**Your objective:**
Search the records for the word "likes" and pick out every line that has it.

Segment Start: Task material

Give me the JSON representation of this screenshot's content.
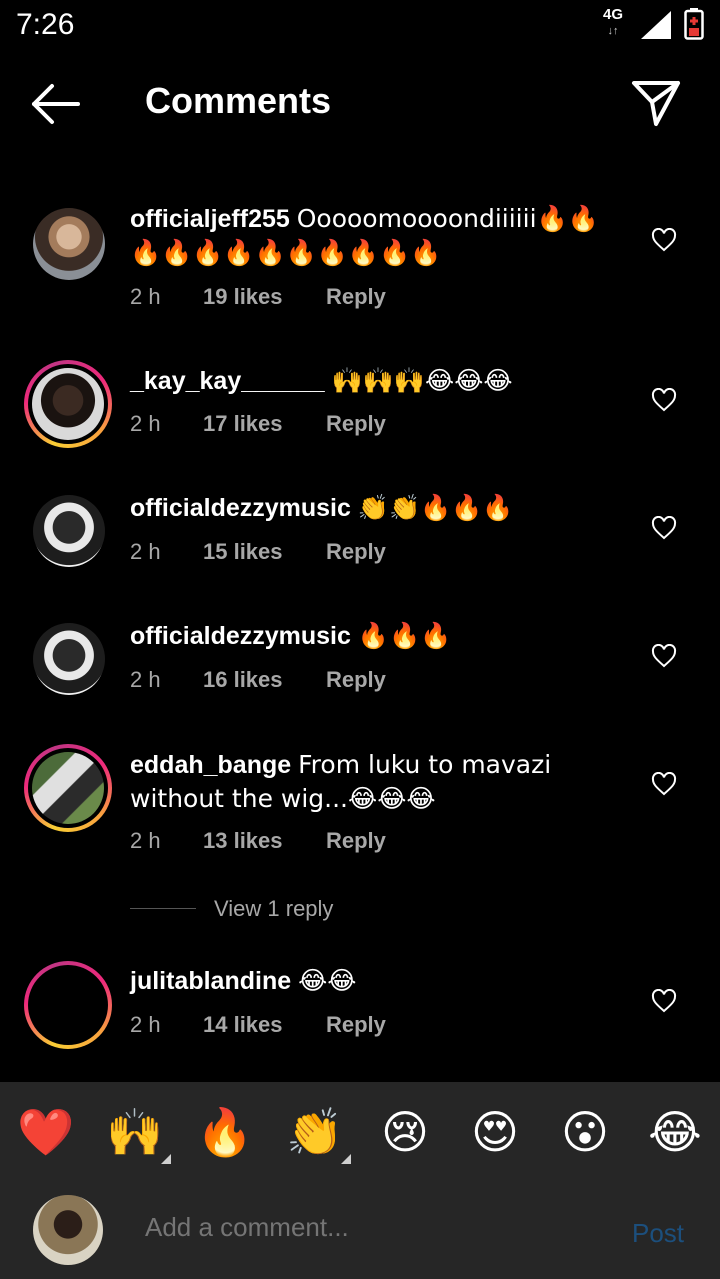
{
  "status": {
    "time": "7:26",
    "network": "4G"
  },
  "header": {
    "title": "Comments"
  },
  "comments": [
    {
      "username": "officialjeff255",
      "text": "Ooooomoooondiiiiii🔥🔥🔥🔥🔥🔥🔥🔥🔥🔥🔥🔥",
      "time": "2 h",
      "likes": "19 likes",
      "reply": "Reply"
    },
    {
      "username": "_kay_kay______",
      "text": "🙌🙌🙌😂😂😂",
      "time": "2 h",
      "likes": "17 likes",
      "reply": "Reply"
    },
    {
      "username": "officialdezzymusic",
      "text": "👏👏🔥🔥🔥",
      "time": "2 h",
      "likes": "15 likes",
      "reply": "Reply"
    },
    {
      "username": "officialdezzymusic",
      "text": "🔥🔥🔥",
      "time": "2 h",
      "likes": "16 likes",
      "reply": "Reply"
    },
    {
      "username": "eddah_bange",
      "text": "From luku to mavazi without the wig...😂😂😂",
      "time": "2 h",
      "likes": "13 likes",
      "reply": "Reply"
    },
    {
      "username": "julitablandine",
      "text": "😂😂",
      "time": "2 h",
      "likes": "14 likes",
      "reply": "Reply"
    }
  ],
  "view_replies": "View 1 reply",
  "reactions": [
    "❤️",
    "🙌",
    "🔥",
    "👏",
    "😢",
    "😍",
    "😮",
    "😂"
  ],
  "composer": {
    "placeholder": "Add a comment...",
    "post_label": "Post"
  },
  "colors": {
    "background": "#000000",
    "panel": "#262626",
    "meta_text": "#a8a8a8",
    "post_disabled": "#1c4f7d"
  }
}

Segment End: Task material

**Answer section:**
      "likes": "19 likes",
      "likes": "17 likes",
      "likes": "15 likes",
      "likes": "16 likes",
      "likes": "13 likes",
      "likes": "14 likes",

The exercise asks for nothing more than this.